Now, she is something of a hero to Jewish Twitter and beyond.
#AsmaShuweikh I love you. Jewish communities around the world will always have your back and so should all others. If you ever need anything, just ask... You are a hero and an example to society at large. What a legend!!! https://t.co/3iGiFJtkim— David Aaron (@DavidMAaron) November 24, 2019
If it's true that evil flourishes when good people do nothing, it is equally true that the common decency of ordinary people has the power to defeat hate. Asma Shuweikh, you are a star 👏👏 https://t.co/B70Wjps8Oz— Dave Rich (@daverich1) November 24, 2019
Asma Shuweikh, the Muslim woman who intervened to defend this Jewish family from #antiSemitic abuse in London, is a hero.— Jonathan Greenblatt (@JGreenblattADL) November 24, 2019
Thank you for you bravery, your ally-ship and for showing the power ordinary people have every day in defeating hate. https://t.co/8eQrBlrKyj
I hate that there was a threatening Christian fundamentalist on the tube shouting anti-Semitic abuse at a kid wearing a kippah. But I love that Asma Shuweikh, a hijabi Muslim woman, intervened to support the child & his family. You rock, Ms Shuweikh. https://t.co/ZQGuxiOMGd— Bruce Lawson, rebranding as BRUCE LAWSON (@brucel) November 24, 2019

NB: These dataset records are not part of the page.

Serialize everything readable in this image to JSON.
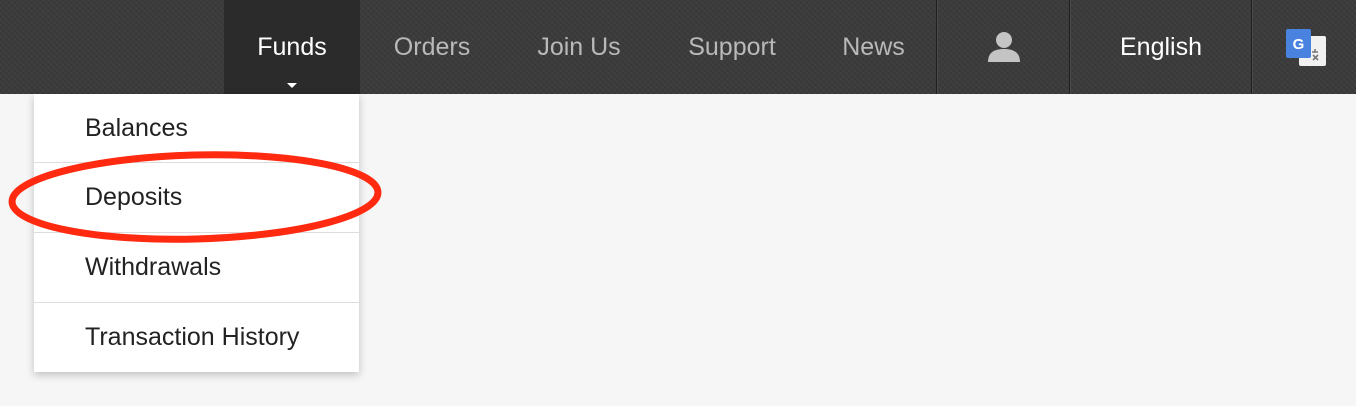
{
  "nav": {
    "items": [
      {
        "label": "Funds",
        "active": true
      },
      {
        "label": "Orders"
      },
      {
        "label": "Join Us"
      },
      {
        "label": "Support"
      },
      {
        "label": "News"
      }
    ],
    "user_icon": "user-icon",
    "language": "English",
    "translate_icon": "google-translate-icon"
  },
  "dropdown": {
    "items": [
      {
        "label": "Balances"
      },
      {
        "label": "Deposits",
        "highlighted": true
      },
      {
        "label": "Withdrawals"
      },
      {
        "label": "Transaction History"
      }
    ]
  },
  "colors": {
    "navbar_bg": "#3b3b3b",
    "active_bg": "#2b2b2b",
    "nav_text": "#b9b9b9",
    "highlight": "#ff2a10"
  }
}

We want to thank the wonderful Asma Shuweikh & the other passengers who challenged this man’s antisemitic rant at a young family on the London Underground. She has shown that we have far more in common than anything that divides us. Thank you, Asma. https://t.co/6jxLOLkqly— Stoke Newington Shul (@StokeyShul) November 24, 2019
Was scrolling thru phone due to being unavoidably stuck somewhere and found my hero of the day: Asma Shuweikh, a hijabi Muslim who at great risk to her own safety, talked down a dangerous man ranting antiSemitic abuse at a father and two small boys on Tube today. Maithu, Asma 👊— Susan Lanigan (@susanl_author) November 23, 2019
Asma Shuweikh showed what it means to love others by standing in the gap when it was clear the assailant could become physically violent at any moment. The man had a large bookbag he constantly reached for. She still didn't hesitate to act.— לוֹחְמָנִי (@alders_ledge) November 24, 2019
Not all heroes wear capes. Some wear hijabs.